How do you find the “bad” seeds in the bunch? According to Thomas Pearson, a scientist with the Agricultural Research Service, you listen very closely.
Pearson — who's an agricultural engineer at the agency's Grain Marketing and Production Research Center in Manhattan, Kan. — has developed an acoustics-based sorter that can distinguish between “clean” wheat kernels and those that have been nibbled on and spoiled by insects.
The idea behind the novel technology is simple: A wheat kernel that's whole and intact will make a slightly different, high-pitched “ping” when striking a steel plate than the sound made by a kernel that's been tunneled through by an insect.
Because individual kernels are so small, lightweight and hard, any acoustic energy they emit is inaudible to human ears. So, Pearson made sure to outfit his sorting system with a special microphone that can pick up ultra-sonic sounds at exceptionally high frequencies.
The technology — which would undoubtedly lead to more accurate estimates of insect damage in wheat loads — is now ready for a private-sector partner to help bring it to market.
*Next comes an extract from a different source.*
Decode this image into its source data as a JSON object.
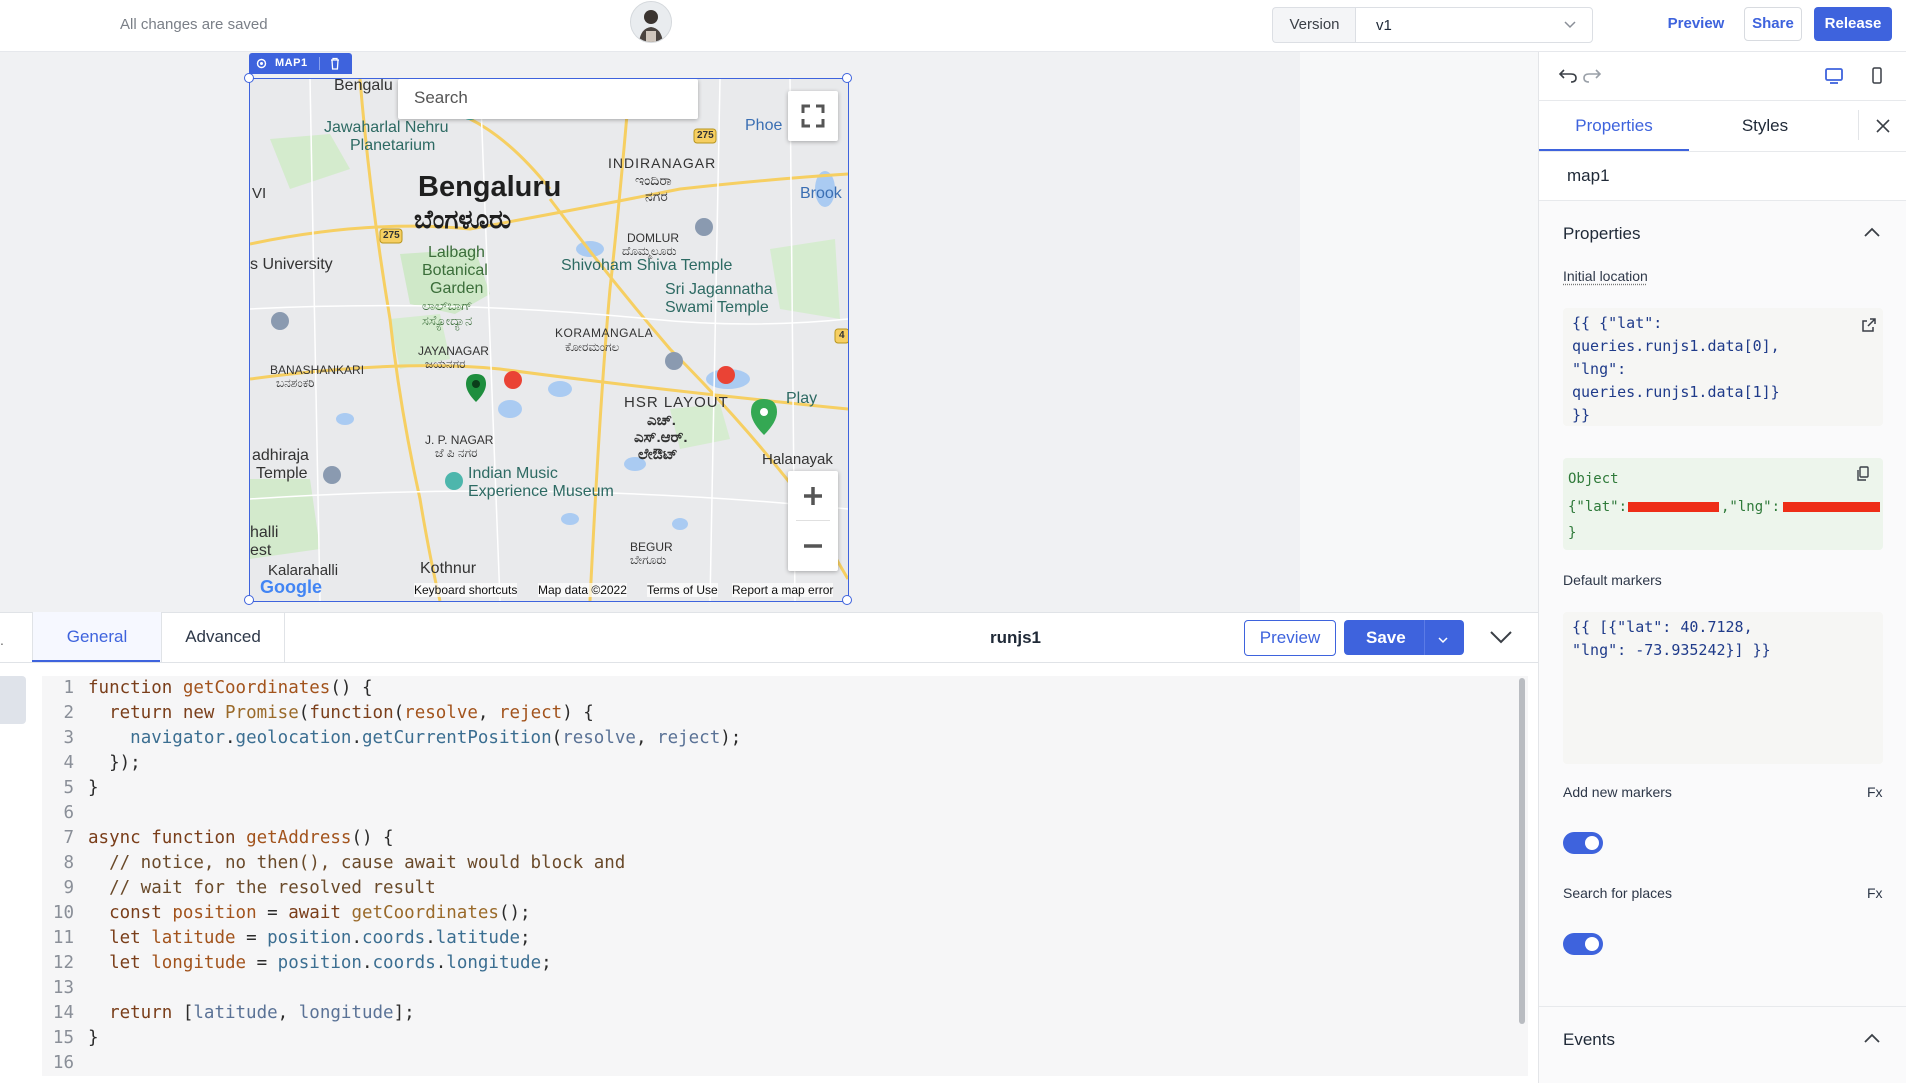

ARS is the U.S. Department of Agriculture's chief, scientific research agency.